Coo-Trois-Ponts Hydroelectric Power Station architectural structure

The Coo-Trois-Ponts Hydroelectric Power Station is a pumped-storage hydroelectric power station located in Trois-Ponts, Province of Liege, Belgium. Located next to the Amblève River, the power station uses its water to support a power scheme where water is pumped from a lower reservoir to one of two upper reservoirs known as Coo I and Coo II. When energy demand is high, water can be released from these reservoirs for power generation. The water then returns to the lower reservoir and the process repeats as needed. The same machines that pump the water to the upper reservoirs at a higher elevation are also used as generators. The plant was commissioned in two stages, Coo I (1969) and Coo II (1978). It is owned by Electrabel and has an installed capacity of 1,164 MW.

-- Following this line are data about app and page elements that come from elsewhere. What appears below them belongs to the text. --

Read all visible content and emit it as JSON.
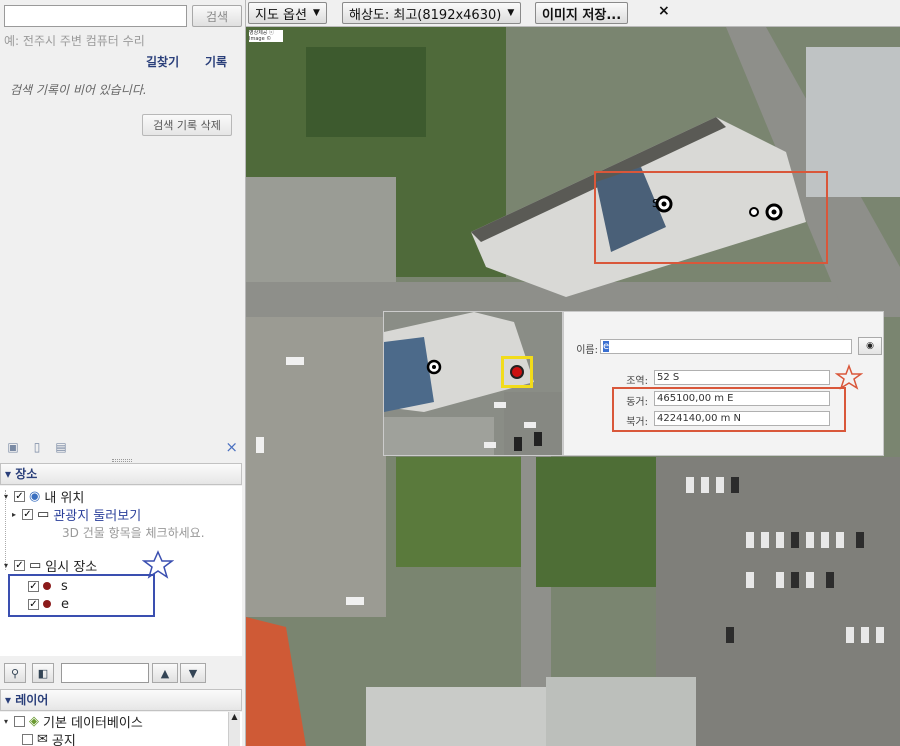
{
  "search": {
    "button": "검색",
    "example": "예: 전주시 주변 컴퓨터 수리",
    "value": ""
  },
  "tabs": {
    "directions": "길찾기",
    "history": "기록"
  },
  "history": {
    "empty": "검색 기록이 비어 있습니다.",
    "clear": "검색 기록 삭제"
  },
  "places": {
    "header": "장소",
    "my_location": "내 위치",
    "tour": "관광지 둘러보기",
    "tour_hint": "3D 건물 항목을 체크하세요.",
    "temp": "임시 장소",
    "items": [
      "s",
      "e"
    ]
  },
  "layers": {
    "header": "레이어",
    "primary": "기본 데이터베이스",
    "notice": "공지"
  },
  "toolbar": {
    "map_options": "지도 옵션",
    "resolution": "해상도: 최고(8192x4630)",
    "save_image": "이미지 저장...",
    "close": "×"
  },
  "dialog": {
    "name_label": "이름:",
    "name_value": "e",
    "zone_label": "조역:",
    "zone_value": "52 S",
    "easting_label": "동거:",
    "easting_value": "465100,00 m E",
    "northing_label": "북거:",
    "northing_value": "4224140,00 m N"
  },
  "map": {
    "copyright": "영상제공 ⓒ Image © Maxar"
  },
  "colors": {
    "accent": "#2a3f7a",
    "highlight": "#d9573a",
    "marker": "#cc1111",
    "selection": "#3a4fb0"
  }
}
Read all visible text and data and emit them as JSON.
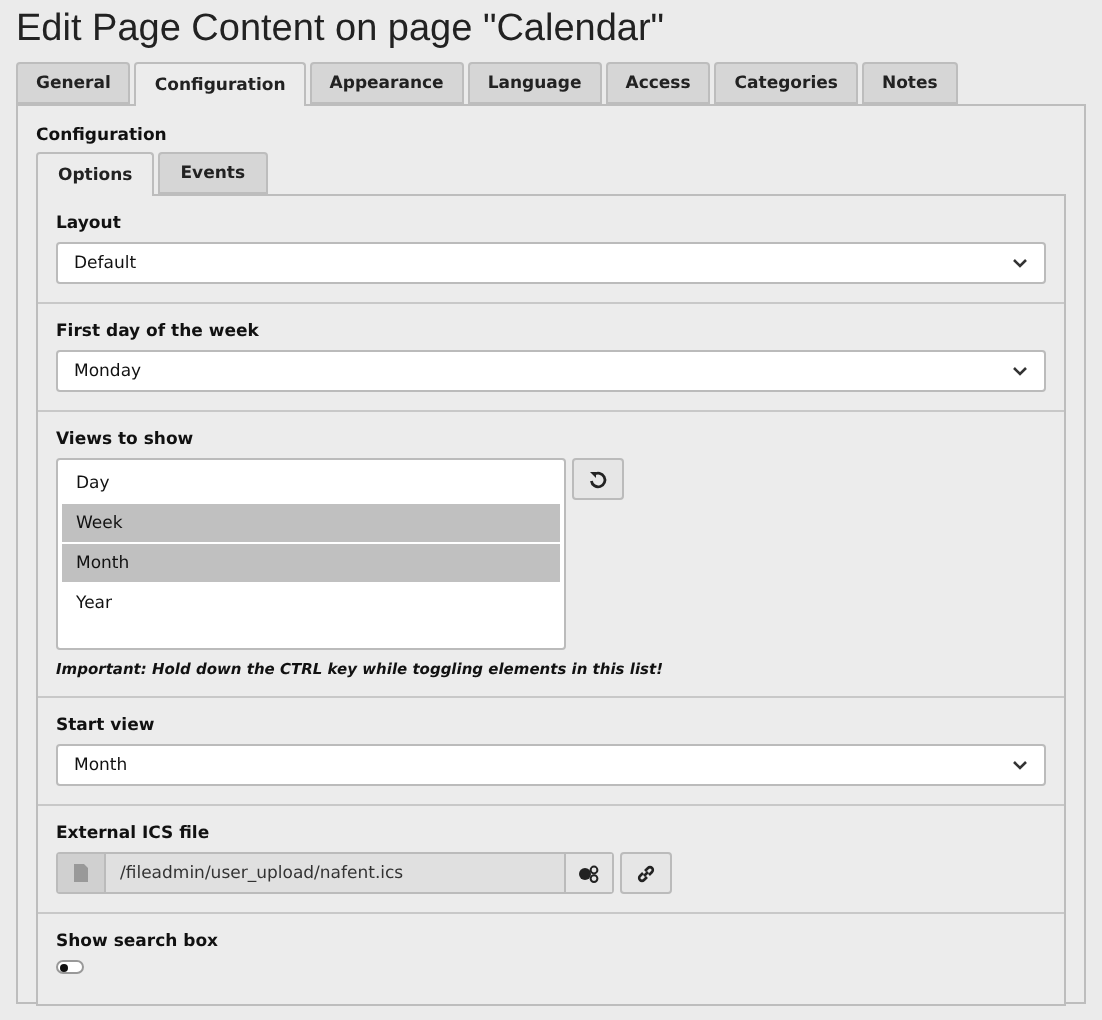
{
  "title": "Edit Page Content on page \"Calendar\"",
  "tabs": [
    {
      "label": "General",
      "selected": false
    },
    {
      "label": "Configuration",
      "selected": true
    },
    {
      "label": "Appearance",
      "selected": false
    },
    {
      "label": "Language",
      "selected": false
    },
    {
      "label": "Access",
      "selected": false
    },
    {
      "label": "Categories",
      "selected": false
    },
    {
      "label": "Notes",
      "selected": false
    }
  ],
  "section_title": "Configuration",
  "subtabs": [
    {
      "label": "Options",
      "selected": true
    },
    {
      "label": "Events",
      "selected": false
    }
  ],
  "fields": [
    {
      "kind": "select",
      "label": "Layout",
      "value": "Default"
    },
    {
      "kind": "select",
      "label": "First day of the week",
      "value": "Monday"
    },
    {
      "kind": "multiselect",
      "label": "Views to show",
      "options": [
        {
          "label": "Day",
          "selected": false
        },
        {
          "label": "Week",
          "selected": true
        },
        {
          "label": "Month",
          "selected": true
        },
        {
          "label": "Year",
          "selected": false
        }
      ],
      "hint": "Important: Hold down the CTRL key while toggling elements in this list!"
    },
    {
      "kind": "select",
      "label": "Start view",
      "value": "Month"
    },
    {
      "kind": "file",
      "label": "External ICS file",
      "value": "/fileadmin/user_upload/nafent.ics"
    },
    {
      "kind": "toggle",
      "label": "Show search box",
      "on": false
    }
  ]
}
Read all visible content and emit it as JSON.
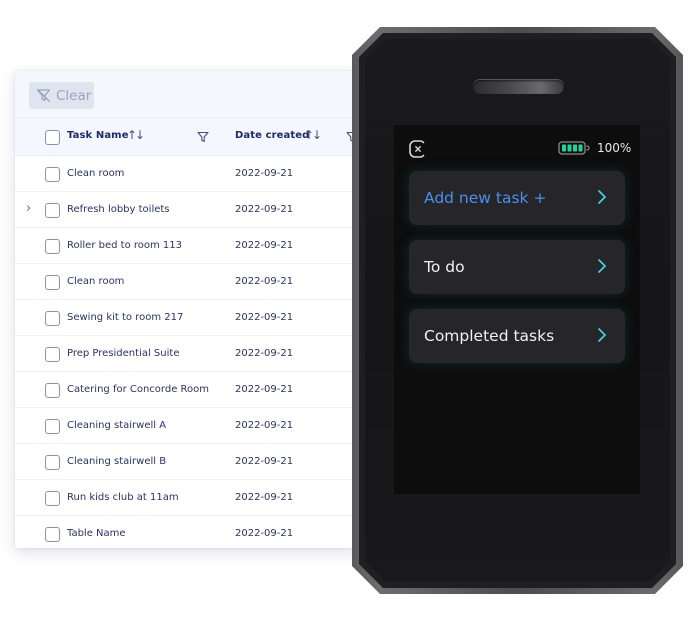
{
  "table": {
    "toolbar": {
      "clear_label": "Clear",
      "clear_icon": "filter-clear-icon"
    },
    "columns": [
      {
        "label": "Task Name",
        "sort_icon": "sort-up-down-icon",
        "filter_icon": "filter-icon"
      },
      {
        "label": "Date created",
        "sort_icon": "sort-up-down-icon",
        "filter_icon": "filter-icon"
      }
    ],
    "sort_glyph": "↑↓",
    "expander_glyph": "›",
    "rows": [
      {
        "task": "Clean room",
        "date": "2022-09-21",
        "expandable": false
      },
      {
        "task": "Refresh lobby toilets",
        "date": "2022-09-21",
        "expandable": true
      },
      {
        "task": "Roller bed to room 113",
        "date": "2022-09-21",
        "expandable": false
      },
      {
        "task": "Clean room",
        "date": "2022-09-21",
        "expandable": false
      },
      {
        "task": "Sewing kit to room 217",
        "date": "2022-09-21",
        "expandable": false
      },
      {
        "task": "Prep Presidential Suite",
        "date": "2022-09-21",
        "expandable": false
      },
      {
        "task": "Catering for Concorde Room",
        "date": "2022-09-21",
        "expandable": false
      },
      {
        "task": "Cleaning stairwell A",
        "date": "2022-09-21",
        "expandable": false
      },
      {
        "task": "Cleaning stairwell B",
        "date": "2022-09-21",
        "expandable": false
      },
      {
        "task": "Run kids club at 11am",
        "date": "2022-09-21",
        "expandable": false
      },
      {
        "task": "Table Name",
        "date": "2022-09-21",
        "expandable": false
      }
    ]
  },
  "device": {
    "status": {
      "close_icon": "close-icon",
      "battery_icon": "battery-full-icon",
      "battery_level": "100%",
      "battery_percent": 100
    },
    "menu": [
      {
        "label": "Add new task +",
        "icon": "chevron-right-icon",
        "highlight": true
      },
      {
        "label": "To do",
        "icon": "chevron-right-icon",
        "highlight": false
      },
      {
        "label": "Completed tasks",
        "icon": "chevron-right-icon",
        "highlight": false
      }
    ]
  },
  "colors": {
    "table_text": "#27336e",
    "table_header_text": "#1d2a6b",
    "accent_blue": "#4a8ef0",
    "chevron_teal": "#3fd6e0",
    "battery_green": "#1fd49a"
  }
}
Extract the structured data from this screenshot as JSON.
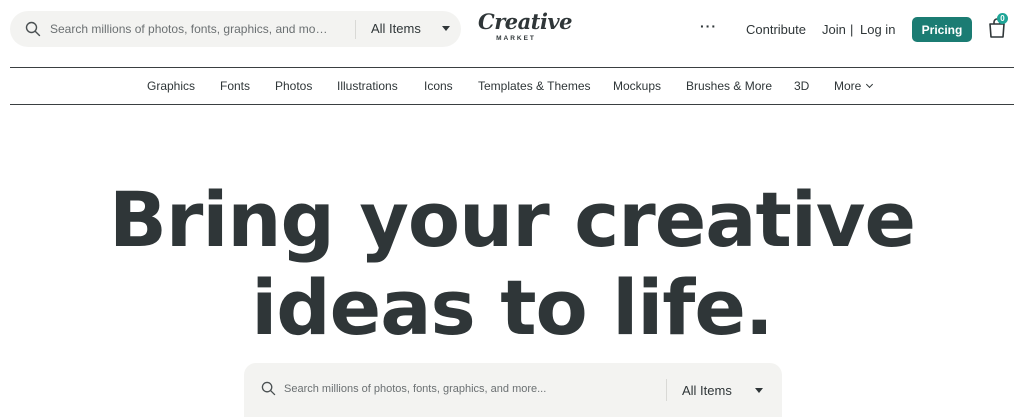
{
  "header": {
    "search": {
      "placeholder": "Search millions of photos, fonts, graphics, and mo…",
      "category": "All Items"
    },
    "logo": {
      "word": "Creative",
      "sub": "MARKET"
    },
    "more_menu": "···",
    "contribute": "Contribute",
    "join": "Join",
    "separator": "|",
    "login": "Log in",
    "pricing": "Pricing",
    "cart_count": "0"
  },
  "nav": {
    "items": [
      {
        "label": "Graphics"
      },
      {
        "label": "Fonts"
      },
      {
        "label": "Photos"
      },
      {
        "label": "Illustrations"
      },
      {
        "label": "Icons"
      },
      {
        "label": "Templates & Themes"
      },
      {
        "label": "Mockups"
      },
      {
        "label": "Brushes & More"
      },
      {
        "label": "3D"
      },
      {
        "label": "More"
      }
    ]
  },
  "hero": {
    "line1": "Bring your creative",
    "line2": "ideas to life.",
    "search": {
      "placeholder": "Search millions of photos, fonts, graphics, and more...",
      "category": "All Items"
    }
  },
  "colors": {
    "accent": "#1b7c73",
    "text": "#2f3638",
    "search_bg": "#f3f3f1"
  }
}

Shweli I Dam

The Shweli I Dam is a gravity dam on the Shweli River about 23 kilometres (14 mi) southwest of Namhkam in Shan State, Burma. The primary purpose of the dam is hydroelectric power generation and it supports a 600 megawatts (800,000 hp)power station. Water from the dam's reservoir is diverted through a 5.1 kilometres (3.2 mi) long headrace tunnel to the power station downstream. The drop in elevation affords a hydraulic head of 299 metres (981 ft). Construction on the dam began in 2002 and the river was diverted on 10 December 2006. On 5 September 2008, the first generator was commissioned and the last of the six was commissioned in April 2009. The dam and power station was constructed under the build–operate–transfer method and cost US$756.2 million. It is owned and operated by the Shweli River-I Power Station Co. The Shweli II and Shweli III Dams are planned downstream.

Trebinje-1 Hydroelectric Power Station

Trebinje I Hydroelectric Power Station or Trebinje-1 Hydroelectric Power Station is hydroelectric power plant (HPP)on the Trebišnjica River near Gornje Grančarevo in the municipality of Trebinje in Bosnia and Herzegovina. Trebinje-1 HPP is accumulation with dam toe powerhouse type of facility with a large Grančarevo arch dam. At the height of 123 m (404 ft), Grančarevo dam is the tallest dam in the country. Its reservoir, Bileća Lake, is the largest by volume in Bosnia and Herzegovina as well. The dam provides for flood control and hydroelectric power generation at Trebinje-1 HPP. The dam was completed in 1967 and its 180 MW power station, A smaller 8 MW power station, Treblinje-2, was completed downstream in 1979.

TSQ is 6-Methoxy-(8-p-toluenesulfonamido)quinoline, one of the most efficient fluorescent stains for zinc(II).


  1. "TIANSHENGQIAO-1(TSQ-I)" (PDF). Chinese National Committee on Large Dams. Retrieved 3 January 2011.